(Stored records)
'''

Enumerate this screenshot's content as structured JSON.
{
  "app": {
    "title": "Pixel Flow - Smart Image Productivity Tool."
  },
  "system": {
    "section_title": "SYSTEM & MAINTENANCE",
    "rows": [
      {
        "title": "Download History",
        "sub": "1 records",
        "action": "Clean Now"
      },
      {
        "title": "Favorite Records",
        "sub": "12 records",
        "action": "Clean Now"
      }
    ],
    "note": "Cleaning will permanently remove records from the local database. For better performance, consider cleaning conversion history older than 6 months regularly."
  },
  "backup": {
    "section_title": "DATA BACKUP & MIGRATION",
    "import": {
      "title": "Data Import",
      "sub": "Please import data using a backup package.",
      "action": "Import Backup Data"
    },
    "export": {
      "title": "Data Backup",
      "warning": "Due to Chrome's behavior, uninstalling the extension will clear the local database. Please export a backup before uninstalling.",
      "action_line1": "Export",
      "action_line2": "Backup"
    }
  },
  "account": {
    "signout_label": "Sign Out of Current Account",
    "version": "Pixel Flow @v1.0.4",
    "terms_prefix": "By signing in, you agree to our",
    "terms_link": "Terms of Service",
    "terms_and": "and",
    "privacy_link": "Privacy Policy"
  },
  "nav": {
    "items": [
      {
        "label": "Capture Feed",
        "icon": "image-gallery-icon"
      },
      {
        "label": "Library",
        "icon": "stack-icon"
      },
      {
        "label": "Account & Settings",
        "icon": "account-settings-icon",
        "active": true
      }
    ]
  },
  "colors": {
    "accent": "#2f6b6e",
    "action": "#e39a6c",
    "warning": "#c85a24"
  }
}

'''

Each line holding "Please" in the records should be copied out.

      "sub": "Please import data using a backup package.",
      "warning": "Due to Chrome's behavior, uninstalling the extension will clear the local database. Please export a backup before uninstalling.",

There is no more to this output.